The Payment Card Industry Data Security Standard (PCI DSS) is a payments industry standard that protects cardholder data. Commonly referred to simply as PCI, the standard provides guidance for how businesses involved with processing that data must secure it.
The PCI standard applies to the merchants, financial institutions, and payment providers that handle the data, as well as to the vendors and developers who create payment products and applications. It provides direction about the people, the systems and the technology associated with processing payments data.
The standard is maintained by the PCI Security Standards Council, a global organization that was founded by card networks American Express, Discover, JCB International, Mastercard and Visa, which now govern its work.
What is required of PFs?
Like any other entities involved in processing payments, payment facilitators must comply with the security standard, and they must validate their compliance. The card networks incorporate the standards into their own technical requirements and, along with acquiring banks, they enforce compliance with the standard.
The PCI Security Standards Council (SSC) describes compliance as a three-step process. First, organizations identify the systems and technology used for payment processing – also known as “scoping” – and determine where any vulnerabilities lie.
Second, they shore up their security according to the requirements where they’re vulnerable and, if possible, eliminate any storage of cardholder data. And third, they submit reports to their acquiring banks and / or card networks as required, demonstrating that they’ve taken the steps necessary to comply.
According to Chris Bucolo, SVP of market strategy for ControlScan, payment facilitators may validate their compliance in one of two ways, depending on the requirements from their acquiring bank. They may be able to use self-assessment, known as a Level 2. Or they may participate in an assessment led by a qualified security firm called a Qualified Security Assessor (QSA). This is also known as a Level 1 assessment. The PCI SSC provides a list of QSAs on its web site.
Self-assessment allows the business to complete a questionnaire and compile its own documentation. For a Level 1 assessment, the QSA participates in the assessment process and signs off on the results.

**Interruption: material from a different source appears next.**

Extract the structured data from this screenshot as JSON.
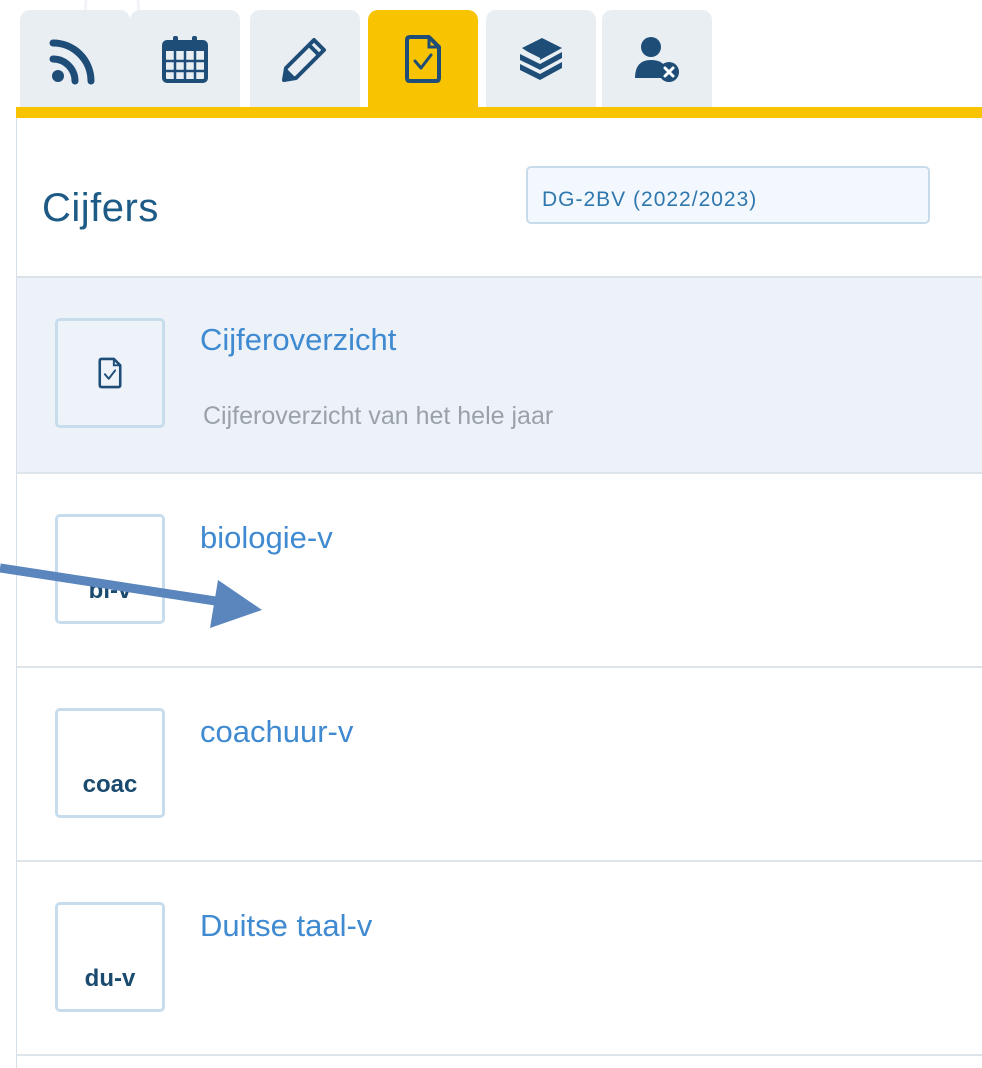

Either path culminates in an Attestation of Compliance – a form on which the organization attests to the results of its compliance efforts.
“There are a few acquirers/processors that may allow for a self-assessment path for a start-up and/or if they perceive their PCI related risk to be low,” Bucolo said.

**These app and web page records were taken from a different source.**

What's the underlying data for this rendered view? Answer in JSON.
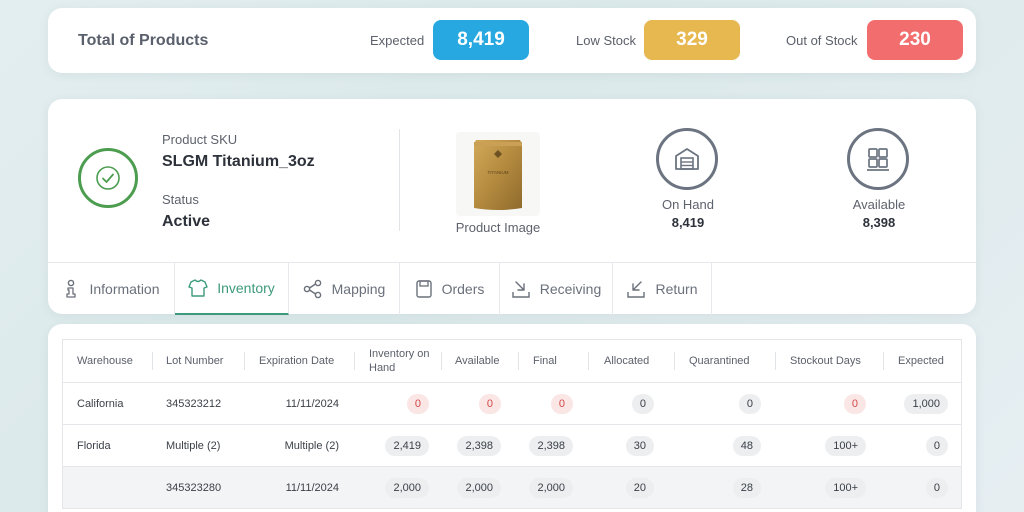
{
  "summary": {
    "title": "Total of Products",
    "expected_label": "Expected",
    "expected_value": "8,419",
    "low_label": "Low Stock",
    "low_value": "329",
    "out_label": "Out of Stock",
    "out_value": "230",
    "colors": {
      "expected": "#27a8e0",
      "low": "#e6b84f",
      "out": "#f26d6d"
    }
  },
  "product": {
    "sku_label": "Product SKU",
    "sku_value": "SLGM Titanium_3oz",
    "status_label": "Status",
    "status_value": "Active",
    "image_caption": "Product Image",
    "image_text": "TITANIUM",
    "on_hand_label": "On Hand",
    "on_hand_value": "8,419",
    "available_label": "Available",
    "available_value": "8,398"
  },
  "tabs": [
    {
      "label": "Information",
      "icon": "person-info-icon"
    },
    {
      "label": "Inventory",
      "icon": "shirt-icon"
    },
    {
      "label": "Mapping",
      "icon": "mapping-icon"
    },
    {
      "label": "Orders",
      "icon": "orders-icon"
    },
    {
      "label": "Receiving",
      "icon": "receiving-icon"
    },
    {
      "label": "Return",
      "icon": "return-icon"
    }
  ],
  "active_tab": "Inventory",
  "table": {
    "headers": [
      "Warehouse",
      "Lot Number",
      "Expiration Date",
      "Inventory on Hand",
      "Available",
      "Final",
      "Allocated",
      "Quarantined",
      "Stockout Days",
      "Expected"
    ],
    "rows": [
      {
        "warehouse": "California",
        "lot": "345323212",
        "expiration": "11/11/2024",
        "on_hand": "0",
        "available": "0",
        "final": "0",
        "allocated": "0",
        "quarantined": "0",
        "stockout": "0",
        "expected": "1,000"
      },
      {
        "warehouse": "Florida",
        "lot": "Multiple (2)",
        "expiration": "Multiple (2)",
        "on_hand": "2,419",
        "available": "2,398",
        "final": "2,398",
        "allocated": "30",
        "quarantined": "48",
        "stockout": "100+",
        "expected": "0"
      },
      {
        "warehouse": "",
        "lot": "345323280",
        "expiration": "11/11/2024",
        "on_hand": "2,000",
        "available": "2,000",
        "final": "2,000",
        "allocated": "20",
        "quarantined": "28",
        "stockout": "100+",
        "expected": "0"
      }
    ]
  }
}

“The truth these days is that in 90% or more of the cases we see, the acquirer/processor requires the PF to obtain a Level 1 assessment before they turn them on in their system.”
Regardless of the level of assessment they will ultimately need to perform, it’s critical for payment facilitators to understand and adhere to the requirements set out by their acquiring bank. Failure to do so can result not only in reputational damage, but hefty fines for noncompliance.